From Freud's basic structural theory about ego a school of thought was created, known as ego, or structural, psychology. Ego psychologists studied the behavioral mode of defense and disguise, and how the ego affected character, cognition, affect and behavior. They believed that ego developed from unconscious conflicts. Ego development occurred in the context of caregivers, including that of a primary caregiver. Infants depend on the love, care and communication with a mother figure in order to develop a healthy ego. Development could be altered or arrested if an infant's relationship with the primary caregiver was not formed or was broken. This could lead to psychic dissolution or even death. During early childhood, autonomous ego functions such as perception, motility, memory, language, symbolism and awareness of reality would all occur in the development sequence of the ego.
Studies that support ego psychology concepts include those conducted by Jacobson in 1964. She found that representations of the self and objects shifted from a fused, undifferentiated matrix in infancy to defined separations between ego and environment in toddlerhood. She also proposed that psychosis was characterized by regression of self and objects representations. In 1975, Mahler theorized that although infants may be pre-adapted to separate themselves from non-self beings, they were not equipped to form a stable personal identity. She believed that infants progressed through stages of separation and individuation between six months to two years of age. Much like meta-psychology, ego psychology became less popular as researchers turned toward studies of measurable constructs. Today's structural theorists take into account genetic, developmental and environmental considerations.
A student of Freud's was Carl Jung. They were close friends until Jung disagreed with Freud's concept of libido. Jung felt that the psyche was motivated by the opportunity to reach its potential. The psyche, Jung reasoned, consisted of the ego, the personal unconscious and the collective unconscious. The ego consists of the conscious mind. The personal unconscious is the collection of personal experiences that are stored below the level of awareness, or may be repressed. The collective unconscious was the whole of the human experience, consisting of archetypes, shared by humanity. Jung felt that infants were not blank slates. Instead, they contained the collective unconscious, which provided patterns for growth and survival. The driving factor for ego development was the archetype of the self. This concept provides infants with the ability to balance good and bad feelings, which eventually leads one to form ego consciousness.

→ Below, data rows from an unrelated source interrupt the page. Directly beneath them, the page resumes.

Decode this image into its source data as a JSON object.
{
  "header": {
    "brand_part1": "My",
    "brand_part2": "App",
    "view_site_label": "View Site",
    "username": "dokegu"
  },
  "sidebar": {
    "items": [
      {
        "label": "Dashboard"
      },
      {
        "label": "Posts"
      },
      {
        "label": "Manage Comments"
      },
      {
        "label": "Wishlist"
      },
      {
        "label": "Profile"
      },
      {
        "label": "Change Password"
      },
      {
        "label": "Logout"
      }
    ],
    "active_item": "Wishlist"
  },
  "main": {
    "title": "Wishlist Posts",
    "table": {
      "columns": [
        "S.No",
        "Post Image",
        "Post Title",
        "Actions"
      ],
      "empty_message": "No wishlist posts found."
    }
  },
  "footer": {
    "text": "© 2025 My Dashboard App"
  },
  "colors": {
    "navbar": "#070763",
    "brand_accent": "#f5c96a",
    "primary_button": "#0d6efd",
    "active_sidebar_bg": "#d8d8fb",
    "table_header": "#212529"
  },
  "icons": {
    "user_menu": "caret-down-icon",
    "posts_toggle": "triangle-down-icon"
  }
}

Growth and maturation occur through this process
Modern society has taken the term ego to represent a person's self-esteem. Frequently, this has negative connotations, when individuals are said to have large egos or egos that bruise easily. The term "egomaniac" has come to represent an individual with an exaggerated sense of self.